Read the whole article to learn more about how teletechnology is shaping a new urban order.

Saturday, July 08, 2006

Is Your Business Ready for a Flu Pandemic?

Ford & Harrison attorneys, and F&H Solutions Group, have an interesting article posted on the firm's website as a Legal Alert:
In light of the extensive news coverage given to the possibility of an Avian flu pandemic, many employers are concerned about their operations as well as potential legal obligations should such a pandemic occur. This Alert provides guidance for developing a plan to help ensure the safety of the workplace should a pandemic occur. Having operational as well as communication plans may also prepare the organization in the event of other emergencies...

6. Identify your company policies and how they would be affected by a pandemic.

What is your company's policy on sick leave? To what extent are employees able to carry over or share/bank accrued sick leave? What are the implications of such a policy under wage payment and benefits laws?

What is your company policy on medical leave? Have you considered developing leave policies to be used in a pandemic situation that encourage employees to remain at home if they are sick or are caring for sick dependants? Such policies should be clearly worded to apply only in situations that implicate the use of your emergency management plan, to ensure they do not affect your day-to-day policies. Limit the contours of your plan to prevent it from working against you .

Do you have a telecommuting policy or at least an emergency telecommuting policy? Have you addressed any possible security concerns (through technology and through agreements creating binding legal obligations) if more employees are forced to work remotely?

Do your company policies address issues that may arise in a possible pandemic, such as: quarantine policies, social distancing policies, and increased sanitation policies to ensure a healthy work place?

You can find the complete article here.
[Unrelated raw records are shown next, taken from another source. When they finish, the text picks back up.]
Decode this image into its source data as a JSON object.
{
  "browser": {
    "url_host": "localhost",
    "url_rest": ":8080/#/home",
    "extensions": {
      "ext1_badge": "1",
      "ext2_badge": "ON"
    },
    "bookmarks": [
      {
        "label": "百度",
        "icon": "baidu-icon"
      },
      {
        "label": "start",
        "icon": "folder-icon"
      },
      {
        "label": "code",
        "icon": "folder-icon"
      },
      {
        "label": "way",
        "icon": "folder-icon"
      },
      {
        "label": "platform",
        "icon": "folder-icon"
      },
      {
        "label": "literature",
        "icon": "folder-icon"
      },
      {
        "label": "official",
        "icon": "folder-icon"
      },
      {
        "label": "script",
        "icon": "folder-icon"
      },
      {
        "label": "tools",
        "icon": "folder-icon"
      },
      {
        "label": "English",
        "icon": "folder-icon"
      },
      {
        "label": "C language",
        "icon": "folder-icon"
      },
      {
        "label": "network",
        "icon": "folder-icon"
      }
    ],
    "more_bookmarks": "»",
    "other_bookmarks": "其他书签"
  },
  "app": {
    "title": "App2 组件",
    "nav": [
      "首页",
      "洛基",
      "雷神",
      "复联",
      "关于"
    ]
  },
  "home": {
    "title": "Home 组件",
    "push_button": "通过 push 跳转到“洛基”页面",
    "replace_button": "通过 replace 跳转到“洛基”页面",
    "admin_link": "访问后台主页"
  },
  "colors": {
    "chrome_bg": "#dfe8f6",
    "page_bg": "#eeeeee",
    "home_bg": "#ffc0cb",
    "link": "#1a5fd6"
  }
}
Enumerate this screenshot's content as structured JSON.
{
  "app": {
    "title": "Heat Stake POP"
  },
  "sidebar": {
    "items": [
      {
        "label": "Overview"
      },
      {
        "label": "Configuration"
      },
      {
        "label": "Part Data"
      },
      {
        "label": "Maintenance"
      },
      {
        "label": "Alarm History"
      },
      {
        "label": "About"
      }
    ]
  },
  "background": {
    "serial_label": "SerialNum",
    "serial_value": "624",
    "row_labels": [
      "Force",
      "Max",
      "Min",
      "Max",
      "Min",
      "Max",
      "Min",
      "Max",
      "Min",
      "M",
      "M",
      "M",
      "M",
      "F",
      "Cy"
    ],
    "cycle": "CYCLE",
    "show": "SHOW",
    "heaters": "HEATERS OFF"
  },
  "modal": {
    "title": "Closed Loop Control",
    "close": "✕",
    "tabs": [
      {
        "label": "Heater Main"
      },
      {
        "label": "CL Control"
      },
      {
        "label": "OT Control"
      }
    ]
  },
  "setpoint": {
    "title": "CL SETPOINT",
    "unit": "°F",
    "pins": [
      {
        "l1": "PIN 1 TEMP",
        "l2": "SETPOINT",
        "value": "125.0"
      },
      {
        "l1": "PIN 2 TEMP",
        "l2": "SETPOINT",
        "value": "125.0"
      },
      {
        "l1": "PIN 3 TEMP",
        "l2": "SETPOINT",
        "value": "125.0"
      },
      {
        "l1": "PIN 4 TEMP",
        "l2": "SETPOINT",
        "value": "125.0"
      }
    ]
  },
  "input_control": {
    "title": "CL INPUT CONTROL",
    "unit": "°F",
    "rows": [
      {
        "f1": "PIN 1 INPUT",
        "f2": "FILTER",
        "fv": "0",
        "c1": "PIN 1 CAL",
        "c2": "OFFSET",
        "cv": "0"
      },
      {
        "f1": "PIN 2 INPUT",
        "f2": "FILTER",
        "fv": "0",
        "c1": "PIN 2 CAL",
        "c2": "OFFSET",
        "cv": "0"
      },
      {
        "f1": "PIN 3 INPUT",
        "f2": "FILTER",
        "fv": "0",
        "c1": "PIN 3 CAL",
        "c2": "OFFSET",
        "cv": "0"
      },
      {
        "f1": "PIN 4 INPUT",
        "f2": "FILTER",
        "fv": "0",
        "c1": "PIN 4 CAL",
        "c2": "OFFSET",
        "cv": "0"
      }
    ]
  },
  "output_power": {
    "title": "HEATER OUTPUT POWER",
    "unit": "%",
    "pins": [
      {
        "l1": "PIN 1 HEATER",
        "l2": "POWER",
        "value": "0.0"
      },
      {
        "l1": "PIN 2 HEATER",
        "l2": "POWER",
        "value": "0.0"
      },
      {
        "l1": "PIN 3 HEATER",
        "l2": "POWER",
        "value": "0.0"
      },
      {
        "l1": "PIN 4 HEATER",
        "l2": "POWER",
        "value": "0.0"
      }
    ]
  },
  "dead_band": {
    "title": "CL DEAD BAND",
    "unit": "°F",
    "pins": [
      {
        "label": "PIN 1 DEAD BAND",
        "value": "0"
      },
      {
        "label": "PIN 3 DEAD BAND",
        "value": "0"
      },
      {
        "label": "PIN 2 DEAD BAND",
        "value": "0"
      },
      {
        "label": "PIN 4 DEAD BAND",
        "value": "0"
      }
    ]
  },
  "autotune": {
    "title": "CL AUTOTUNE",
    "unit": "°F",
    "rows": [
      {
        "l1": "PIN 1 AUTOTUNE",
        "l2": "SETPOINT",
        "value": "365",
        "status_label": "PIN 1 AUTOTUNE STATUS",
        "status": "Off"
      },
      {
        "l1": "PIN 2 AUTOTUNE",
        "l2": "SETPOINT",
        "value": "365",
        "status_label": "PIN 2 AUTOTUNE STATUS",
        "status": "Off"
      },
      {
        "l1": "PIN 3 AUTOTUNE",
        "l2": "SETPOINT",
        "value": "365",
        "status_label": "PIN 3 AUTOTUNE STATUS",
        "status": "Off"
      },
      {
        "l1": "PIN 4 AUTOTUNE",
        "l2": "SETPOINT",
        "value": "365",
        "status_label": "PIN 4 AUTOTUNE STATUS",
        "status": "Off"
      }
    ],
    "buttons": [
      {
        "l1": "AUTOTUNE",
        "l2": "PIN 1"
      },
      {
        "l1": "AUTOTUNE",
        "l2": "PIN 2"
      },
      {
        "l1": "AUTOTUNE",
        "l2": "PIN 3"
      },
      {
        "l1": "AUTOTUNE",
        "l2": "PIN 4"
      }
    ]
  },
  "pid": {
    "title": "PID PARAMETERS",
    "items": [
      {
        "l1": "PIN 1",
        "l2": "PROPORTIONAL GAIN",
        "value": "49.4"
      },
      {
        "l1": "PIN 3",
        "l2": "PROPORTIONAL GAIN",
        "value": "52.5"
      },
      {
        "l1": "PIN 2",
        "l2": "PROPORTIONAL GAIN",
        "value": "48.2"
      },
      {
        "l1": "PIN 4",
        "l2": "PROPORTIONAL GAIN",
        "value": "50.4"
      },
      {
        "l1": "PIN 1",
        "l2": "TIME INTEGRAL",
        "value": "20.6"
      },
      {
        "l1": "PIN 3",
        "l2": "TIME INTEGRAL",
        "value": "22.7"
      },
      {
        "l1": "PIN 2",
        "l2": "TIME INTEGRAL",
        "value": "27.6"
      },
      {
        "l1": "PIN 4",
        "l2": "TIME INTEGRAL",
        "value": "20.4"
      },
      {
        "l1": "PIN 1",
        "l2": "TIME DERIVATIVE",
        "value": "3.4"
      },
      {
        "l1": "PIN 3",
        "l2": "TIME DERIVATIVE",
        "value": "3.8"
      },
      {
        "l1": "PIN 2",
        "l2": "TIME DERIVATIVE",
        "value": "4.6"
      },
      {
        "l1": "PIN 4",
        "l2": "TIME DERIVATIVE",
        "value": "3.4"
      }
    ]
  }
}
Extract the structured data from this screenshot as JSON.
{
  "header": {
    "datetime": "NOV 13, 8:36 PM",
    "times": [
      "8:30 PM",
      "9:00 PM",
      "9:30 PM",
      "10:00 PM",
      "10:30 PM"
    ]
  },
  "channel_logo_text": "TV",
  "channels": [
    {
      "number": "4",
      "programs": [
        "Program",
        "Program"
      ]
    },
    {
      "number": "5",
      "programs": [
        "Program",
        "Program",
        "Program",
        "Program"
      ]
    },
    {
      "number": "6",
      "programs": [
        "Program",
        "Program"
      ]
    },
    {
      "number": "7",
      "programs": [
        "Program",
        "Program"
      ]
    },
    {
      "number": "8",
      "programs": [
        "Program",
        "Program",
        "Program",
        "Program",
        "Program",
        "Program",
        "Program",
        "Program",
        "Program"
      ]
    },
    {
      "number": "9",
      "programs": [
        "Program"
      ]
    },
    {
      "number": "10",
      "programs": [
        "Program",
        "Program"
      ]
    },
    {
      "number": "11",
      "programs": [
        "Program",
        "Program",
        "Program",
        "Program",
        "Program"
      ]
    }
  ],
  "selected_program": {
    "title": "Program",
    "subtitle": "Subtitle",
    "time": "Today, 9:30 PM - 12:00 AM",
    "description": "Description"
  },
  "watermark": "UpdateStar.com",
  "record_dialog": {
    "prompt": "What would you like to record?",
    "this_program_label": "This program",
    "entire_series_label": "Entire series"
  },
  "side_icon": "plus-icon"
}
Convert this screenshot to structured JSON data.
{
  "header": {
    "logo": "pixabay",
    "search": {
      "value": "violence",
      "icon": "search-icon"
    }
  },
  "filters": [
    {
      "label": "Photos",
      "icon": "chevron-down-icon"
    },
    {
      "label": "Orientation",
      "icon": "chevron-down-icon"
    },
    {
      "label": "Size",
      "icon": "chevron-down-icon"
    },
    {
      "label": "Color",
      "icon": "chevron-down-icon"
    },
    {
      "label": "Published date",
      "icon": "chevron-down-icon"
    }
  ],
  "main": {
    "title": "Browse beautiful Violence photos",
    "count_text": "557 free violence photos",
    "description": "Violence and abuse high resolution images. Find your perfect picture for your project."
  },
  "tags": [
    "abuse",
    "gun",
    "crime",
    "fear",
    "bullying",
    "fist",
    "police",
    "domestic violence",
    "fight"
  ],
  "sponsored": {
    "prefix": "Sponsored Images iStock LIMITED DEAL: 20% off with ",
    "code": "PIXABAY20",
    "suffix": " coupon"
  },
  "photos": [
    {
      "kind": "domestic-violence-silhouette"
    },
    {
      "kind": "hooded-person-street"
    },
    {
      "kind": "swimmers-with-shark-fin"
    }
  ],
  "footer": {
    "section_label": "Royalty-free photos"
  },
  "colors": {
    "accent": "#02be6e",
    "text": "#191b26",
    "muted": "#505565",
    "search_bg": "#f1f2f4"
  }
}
This is a very clearly written article that would be a good outline for discussions about company preparedness amongst any corporate executive group.